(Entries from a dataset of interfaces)
☆ ☆ ☆ ☆ ☆ ☆ ☆
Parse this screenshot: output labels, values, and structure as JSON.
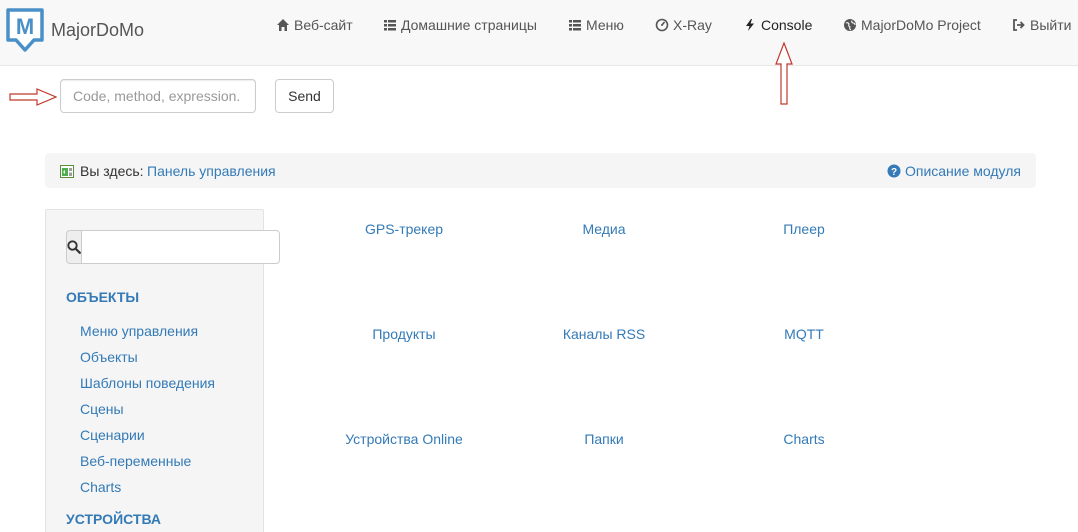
{
  "brand": {
    "name": "MajorDoMo",
    "logo_letter": "M"
  },
  "navbar": {
    "items": [
      {
        "label": "Веб-сайт",
        "icon": "home-icon"
      },
      {
        "label": "Домашние страницы",
        "icon": "list-icon"
      },
      {
        "label": "Меню",
        "icon": "list-icon"
      },
      {
        "label": "X-Ray",
        "icon": "dashboard-icon"
      },
      {
        "label": "Console",
        "icon": "flash-icon",
        "active": true
      },
      {
        "label": "MajorDoMo Project",
        "icon": "globe-icon"
      },
      {
        "label": "Выйти",
        "icon": "logout-icon"
      }
    ]
  },
  "console": {
    "placeholder": "Code, method, expression.",
    "send_label": "Send"
  },
  "breadcrumb": {
    "prefix": "Вы здесь:",
    "current": "Панель управления",
    "module_description": "Описание модуля"
  },
  "sidebar": {
    "search_value": "",
    "section_objects": "ОБЪЕКТЫ",
    "items": [
      "Меню управления",
      "Объекты",
      "Шаблоны поведения",
      "Сцены",
      "Сценарии",
      "Веб-переменные",
      "Charts"
    ],
    "section_devices": "УСТРОЙСТВА"
  },
  "modules": [
    [
      "GPS-трекер",
      "Медиа",
      "Плеер"
    ],
    [
      "Продукты",
      "Каналы RSS",
      "MQTT"
    ],
    [
      "Устройства Online",
      "Папки",
      "Charts"
    ]
  ],
  "colors": {
    "link": "#337ab7",
    "navbar_bg": "#f8f8f8",
    "brand_logo": "#4a90c8",
    "annotation_arrow": "#c0392b"
  }
}
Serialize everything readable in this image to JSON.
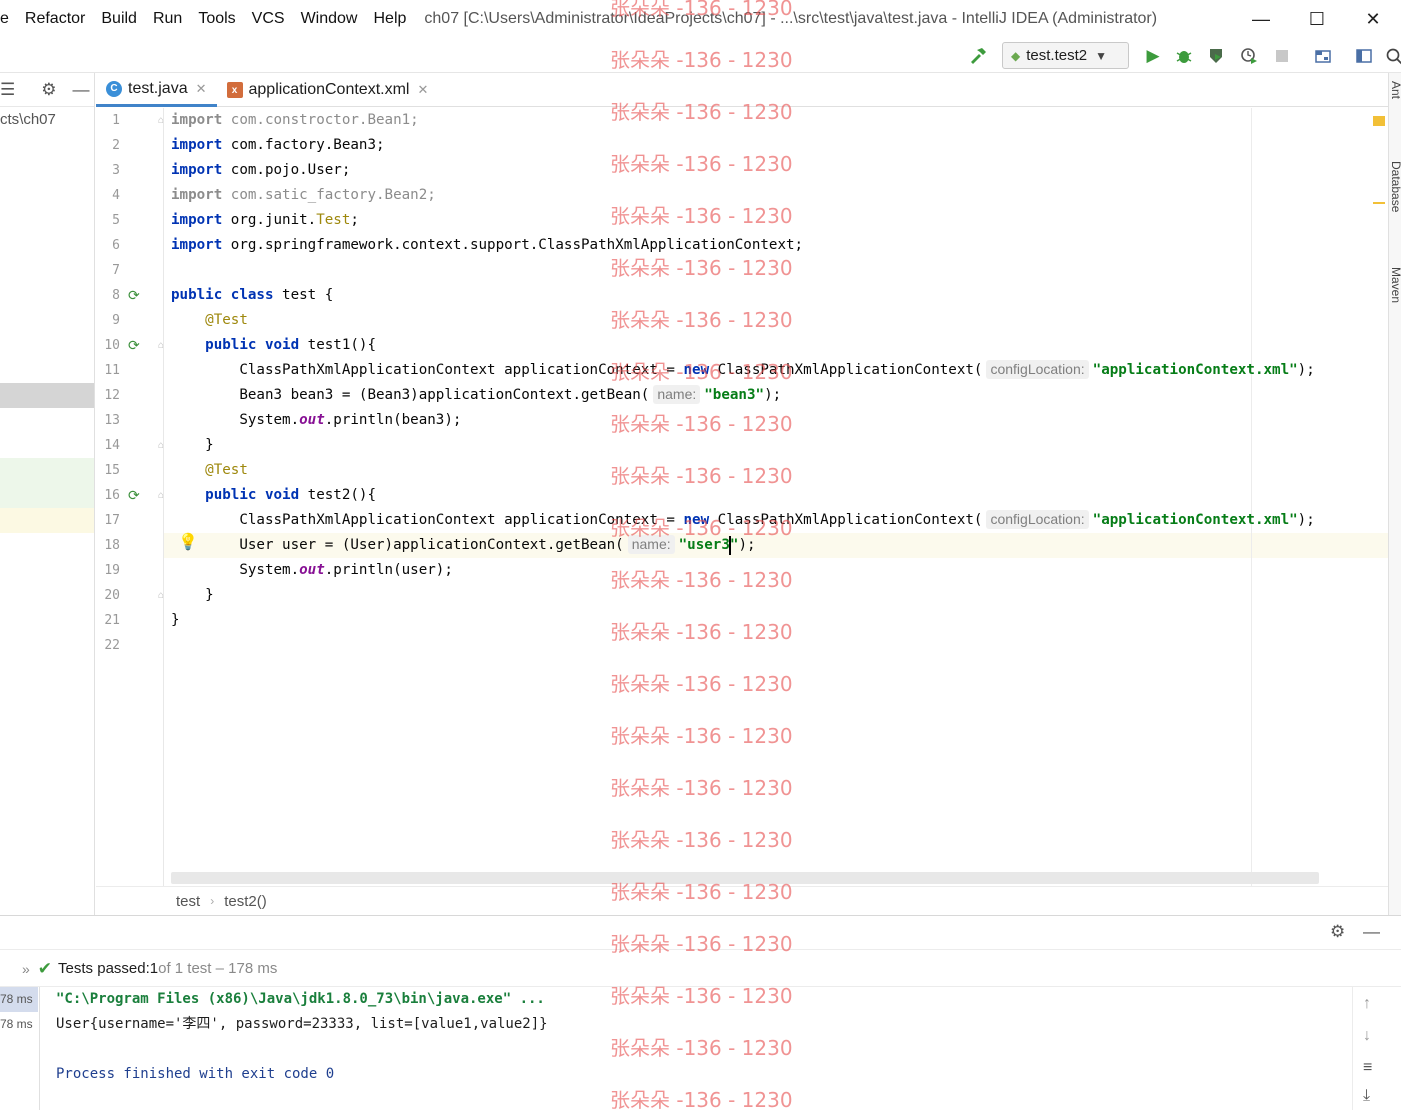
{
  "menu": [
    "e",
    "Refactor",
    "Build",
    "Run",
    "Tools",
    "VCS",
    "Window",
    "Help"
  ],
  "window_title": "ch07 [C:\\Users\\Administrator\\IdeaProjects\\ch07] - ...\\src\\test\\java\\test.java - IntelliJ IDEA (Administrator)",
  "window_controls": {
    "minimize": "—",
    "maximize": "☐",
    "close": "✕"
  },
  "toolbar": {
    "run_config": "test.test2",
    "icons": [
      "hammer-icon",
      "run-icon",
      "debug-icon",
      "coverage-icon",
      "profile-icon",
      "stop-icon",
      "project-structure-icon",
      "window-icon",
      "search-icon"
    ]
  },
  "project_panel": {
    "path": "cts\\ch07"
  },
  "tabs": [
    {
      "label": "test.java",
      "active": true
    },
    {
      "label": "applicationContext.xml",
      "active": false
    }
  ],
  "editor": {
    "line_numbers": [
      "1",
      "2",
      "3",
      "4",
      "5",
      "6",
      "7",
      "8",
      "9",
      "10",
      "11",
      "12",
      "13",
      "14",
      "15",
      "16",
      "17",
      "18",
      "19",
      "20",
      "21",
      "22"
    ],
    "lines": [
      {
        "tokens": [
          {
            "t": "import",
            "c": "kw-unused"
          },
          {
            "t": " com.constroctor.Bean1;",
            "c": "unused"
          }
        ]
      },
      {
        "tokens": [
          {
            "t": "import",
            "c": "kw"
          },
          {
            "t": " com.factory.Bean3;"
          }
        ]
      },
      {
        "tokens": [
          {
            "t": "import",
            "c": "kw"
          },
          {
            "t": " com.pojo.User;"
          }
        ]
      },
      {
        "tokens": [
          {
            "t": "import",
            "c": "kw-unused"
          },
          {
            "t": " com.satic_factory.Bean2;",
            "c": "unused"
          }
        ]
      },
      {
        "tokens": [
          {
            "t": "import",
            "c": "kw"
          },
          {
            "t": " org.junit."
          },
          {
            "t": "Test",
            "c": "ann"
          },
          {
            "t": ";"
          }
        ]
      },
      {
        "tokens": [
          {
            "t": "import",
            "c": "kw"
          },
          {
            "t": " org.springframework.context.support.ClassPathXmlApplicationContext;"
          }
        ]
      },
      {
        "tokens": []
      },
      {
        "tokens": [
          {
            "t": "public",
            "c": "kw"
          },
          {
            "t": " "
          },
          {
            "t": "class",
            "c": "kw"
          },
          {
            "t": " test {"
          }
        ]
      },
      {
        "tokens": [
          {
            "t": "    "
          },
          {
            "t": "@Test",
            "c": "ann"
          }
        ]
      },
      {
        "tokens": [
          {
            "t": "    "
          },
          {
            "t": "public",
            "c": "kw"
          },
          {
            "t": " "
          },
          {
            "t": "void",
            "c": "kw"
          },
          {
            "t": " test1(){"
          }
        ]
      },
      {
        "tokens": [
          {
            "t": "        ClassPathXmlApplicationContext applicationContext = "
          },
          {
            "t": "new",
            "c": "kw"
          },
          {
            "t": " ClassPathXmlApplicationContext("
          },
          {
            "t": "configLocation:",
            "c": "hint"
          },
          {
            "t": "\"applicationContext.xml\"",
            "c": "str"
          },
          {
            "t": ");"
          }
        ]
      },
      {
        "tokens": [
          {
            "t": "        Bean3 bean3 = (Bean3)applicationContext.getBean("
          },
          {
            "t": "name:",
            "c": "hint"
          },
          {
            "t": "\"bean3\"",
            "c": "str"
          },
          {
            "t": ");"
          }
        ]
      },
      {
        "tokens": [
          {
            "t": "        System."
          },
          {
            "t": "out",
            "c": "static-it"
          },
          {
            "t": ".println(bean3);"
          }
        ]
      },
      {
        "tokens": [
          {
            "t": "    }"
          }
        ]
      },
      {
        "tokens": [
          {
            "t": "    "
          },
          {
            "t": "@Test",
            "c": "ann"
          }
        ]
      },
      {
        "tokens": [
          {
            "t": "    "
          },
          {
            "t": "public",
            "c": "kw"
          },
          {
            "t": " "
          },
          {
            "t": "void",
            "c": "kw"
          },
          {
            "t": " test2(){"
          }
        ]
      },
      {
        "tokens": [
          {
            "t": "        ClassPathXmlApplicationContext applicationContext = "
          },
          {
            "t": "new",
            "c": "kw"
          },
          {
            "t": " ClassPathXmlApplicationContext("
          },
          {
            "t": "configLocation:",
            "c": "hint"
          },
          {
            "t": "\"applicationContext.xml\"",
            "c": "str"
          },
          {
            "t": ");"
          }
        ]
      },
      {
        "tokens": [
          {
            "t": "        User user = (User)applicationContext.getBean("
          },
          {
            "t": "name:",
            "c": "hint"
          },
          {
            "t": "\"user3\"",
            "c": "str"
          },
          {
            "t": ");"
          }
        ]
      },
      {
        "tokens": [
          {
            "t": "        System."
          },
          {
            "t": "out",
            "c": "static-it"
          },
          {
            "t": ".println(user);"
          }
        ]
      },
      {
        "tokens": [
          {
            "t": "    }"
          }
        ]
      },
      {
        "tokens": [
          {
            "t": "}"
          }
        ]
      },
      {
        "tokens": []
      }
    ]
  },
  "breadcrumb": [
    "test",
    "test2()"
  ],
  "right_strip": [
    "Ant",
    "Database",
    "Maven"
  ],
  "run_panel": {
    "status_prefix": "Tests passed: ",
    "status_count": "1",
    "status_suffix": " of 1 test – 178 ms",
    "times": [
      "78 ms",
      "78 ms"
    ],
    "console": [
      {
        "text": "\"C:\\Program Files (x86)\\Java\\jdk1.8.0_73\\bin\\java.exe\" ...",
        "color": "#1a7f3c",
        "bold": true
      },
      {
        "text": "User{username='李四', password=23333, list=[value1,value2]}",
        "color": "#1e1e1e"
      },
      {
        "text": "",
        "color": "#1e1e1e"
      },
      {
        "text": "Process finished with exit code 0",
        "color": "#1f3f8f"
      }
    ]
  },
  "watermark": "张朵朵 -136 - 1230",
  "colors": {
    "accent": "#4083c9",
    "keyword": "#0033b3",
    "string": "#067d17",
    "annotation": "#9e880d",
    "watermark": "#e65050",
    "pass": "#3d9b3d"
  }
}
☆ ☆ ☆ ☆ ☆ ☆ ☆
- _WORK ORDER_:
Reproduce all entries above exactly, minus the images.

- _ANSWER BOX_:
Parse this screenshot: output labels, values, and structure as JSON.
{
  "brand": {
    "name": "MajorDoMo",
    "logo_letter": "M"
  },
  "navbar": {
    "items": [
      {
        "label": "Веб-сайт",
        "icon": "home-icon"
      },
      {
        "label": "Домашние страницы",
        "icon": "list-icon"
      },
      {
        "label": "Меню",
        "icon": "list-icon"
      },
      {
        "label": "X-Ray",
        "icon": "dashboard-icon"
      },
      {
        "label": "Console",
        "icon": "flash-icon",
        "active": true
      },
      {
        "label": "MajorDoMo Project",
        "icon": "globe-icon"
      },
      {
        "label": "Выйти",
        "icon": "logout-icon"
      }
    ]
  },
  "console": {
    "placeholder": "Code, method, expression.",
    "send_label": "Send"
  },
  "breadcrumb": {
    "prefix": "Вы здесь:",
    "current": "Панель управления",
    "module_description": "Описание модуля"
  },
  "sidebar": {
    "search_value": "",
    "section_objects": "ОБЪЕКТЫ",
    "items": [
      "Меню управления",
      "Объекты",
      "Шаблоны поведения",
      "Сцены",
      "Сценарии",
      "Веб-переменные",
      "Charts"
    ],
    "section_devices": "УСТРОЙСТВА"
  },
  "modules": [
    [
      "GPS-трекер",
      "Медиа",
      "Плеер"
    ],
    [
      "Продукты",
      "Каналы RSS",
      "MQTT"
    ],
    [
      "Устройства Online",
      "Папки",
      "Charts"
    ]
  ],
  "colors": {
    "link": "#337ab7",
    "navbar_bg": "#f8f8f8",
    "brand_logo": "#4a90c8",
    "annotation_arrow": "#c0392b"
  }
}
Serialize everything readable in this image to JSON.
{
  "menu": [
    "e",
    "Refactor",
    "Build",
    "Run",
    "Tools",
    "VCS",
    "Window",
    "Help"
  ],
  "window_title": "ch07 [C:\\Users\\Administrator\\IdeaProjects\\ch07] - ...\\src\\test\\java\\test.java - IntelliJ IDEA (Administrator)",
  "window_controls": {
    "minimize": "—",
    "maximize": "☐",
    "close": "✕"
  },
  "toolbar": {
    "run_config": "test.test2",
    "icons": [
      "hammer-icon",
      "run-icon",
      "debug-icon",
      "coverage-icon",
      "profile-icon",
      "stop-icon",
      "project-structure-icon",
      "window-icon",
      "search-icon"
    ]
  },
  "project_panel": {
    "path": "cts\\ch07"
  },
  "tabs": [
    {
      "label": "test.java",
      "active": true
    },
    {
      "label": "applicationContext.xml",
      "active": false
    }
  ],
  "editor": {
    "line_numbers": [
      "1",
      "2",
      "3",
      "4",
      "5",
      "6",
      "7",
      "8",
      "9",
      "10",
      "11",
      "12",
      "13",
      "14",
      "15",
      "16",
      "17",
      "18",
      "19",
      "20",
      "21",
      "22"
    ],
    "lines": [
      {
        "tokens": [
          {
            "t": "import",
            "c": "kw-unused"
          },
          {
            "t": " com.constroctor.Bean1;",
            "c": "unused"
          }
        ]
      },
      {
        "tokens": [
          {
            "t": "import",
            "c": "kw"
          },
          {
            "t": " com.factory.Bean3;"
          }
        ]
      },
      {
        "tokens": [
          {
            "t": "import",
            "c": "kw"
          },
          {
            "t": " com.pojo.User;"
          }
        ]
      },
      {
        "tokens": [
          {
            "t": "import",
            "c": "kw-unused"
          },
          {
            "t": " com.satic_factory.Bean2;",
            "c": "unused"
          }
        ]
      },
      {
        "tokens": [
          {
            "t": "import",
            "c": "kw"
          },
          {
            "t": " org.junit."
          },
          {
            "t": "Test",
            "c": "ann"
          },
          {
            "t": ";"
          }
        ]
      },
      {
        "tokens": [
          {
            "t": "import",
            "c": "kw"
          },
          {
            "t": " org.springframework.context.support.ClassPathXmlApplicationContext;"
          }
        ]
      },
      {
        "tokens": []
      },
      {
        "tokens": [
          {
            "t": "public",
            "c": "kw"
          },
          {
            "t": " "
          },
          {
            "t": "class",
            "c": "kw"
          },
          {
            "t": " test {"
          }
        ]
      },
      {
        "tokens": [
          {
            "t": "    "
          },
          {
            "t": "@Test",
            "c": "ann"
          }
        ]
      },
      {
        "tokens": [
          {
            "t": "    "
          },
          {
            "t": "public",
            "c": "kw"
          },
          {
            "t": " "
          },
          {
            "t": "void",
            "c": "kw"
          },
          {
            "t": " test1(){"
          }
        ]
      },
      {
        "tokens": [
          {
            "t": "        ClassPathXmlApplicationContext applicationContext = "
          },
          {
            "t": "new",
            "c": "kw"
          },
          {
            "t": " ClassPathXmlApplicationContext("
          },
          {
            "t": "configLocation:",
            "c": "hint"
          },
          {
            "t": "\"applicationContext.xml\"",
            "c": "str"
          },
          {
            "t": ");"
          }
        ]
      },
      {
        "tokens": [
          {
            "t": "        Bean3 bean3 = (Bean3)applicationContext.getBean("
          },
          {
            "t": "name:",
            "c": "hint"
          },
          {
            "t": "\"bean3\"",
            "c": "str"
          },
          {
            "t": ");"
          }
        ]
      },
      {
        "tokens": [
          {
            "t": "        System."
          },
          {
            "t": "out",
            "c": "static-it"
          },
          {
            "t": ".println(bean3);"
          }
        ]
      },
      {
        "tokens": [
          {
            "t": "    }"
          }
        ]
      },
      {
        "tokens": [
          {
            "t": "    "
          },
          {
            "t": "@Test",
            "c": "ann"
          }
        ]
      },
      {
        "tokens": [
          {
            "t": "    "
          },
          {
            "t": "public",
            "c": "kw"
          },
          {
            "t": " "
          },
          {
            "t": "void",
            "c": "kw"
          },
          {
            "t": " test2(){"
          }
        ]
      },
      {
        "tokens": [
          {
            "t": "        ClassPathXmlApplicationContext applicationContext = "
          },
          {
            "t": "new",
            "c": "kw"
          },
          {
            "t": " ClassPathXmlApplicationContext("
          },
          {
            "t": "configLocation:",
            "c": "hint"
          },
          {
            "t": "\"applicationContext.xml\"",
            "c": "str"
          },
          {
            "t": ");"
          }
        ]
      },
      {
        "tokens": [
          {
            "t": "        User user = (User)applicationContext.getBean("
          },
          {
            "t": "name:",
            "c": "hint"
          },
          {
            "t": "\"user3\"",
            "c": "str"
          },
          {
            "t": ");"
          }
        ]
      },
      {
        "tokens": [
          {
            "t": "        System."
          },
          {
            "t": "out",
            "c": "static-it"
          },
          {
            "t": ".println(user);"
          }
        ]
      },
      {
        "tokens": [
          {
            "t": "    }"
          }
        ]
      },
      {
        "tokens": [
          {
            "t": "}"
          }
        ]
      },
      {
        "tokens": []
      }
    ]
  },
  "breadcrumb": [
    "test",
    "test2()"
  ],
  "right_strip": [
    "Ant",
    "Database",
    "Maven"
  ],
  "run_panel": {
    "status_prefix": "Tests passed: ",
    "status_count": "1",
    "status_suffix": " of 1 test – 178 ms",
    "times": [
      "78 ms",
      "78 ms"
    ],
    "console": [
      {
        "text": "\"C:\\Program Files (x86)\\Java\\jdk1.8.0_73\\bin\\java.exe\" ...",
        "color": "#1a7f3c",
        "bold": true
      },
      {
        "text": "User{username='李四', password=23333, list=[value1,value2]}",
        "color": "#1e1e1e"
      },
      {
        "text": "",
        "color": "#1e1e1e"
      },
      {
        "text": "Process finished with exit code 0",
        "color": "#1f3f8f"
      }
    ]
  },
  "watermark": "张朵朵 -136 - 1230",
  "colors": {
    "accent": "#4083c9",
    "keyword": "#0033b3",
    "string": "#067d17",
    "annotation": "#9e880d",
    "watermark": "#e65050",
    "pass": "#3d9b3d"
  }
}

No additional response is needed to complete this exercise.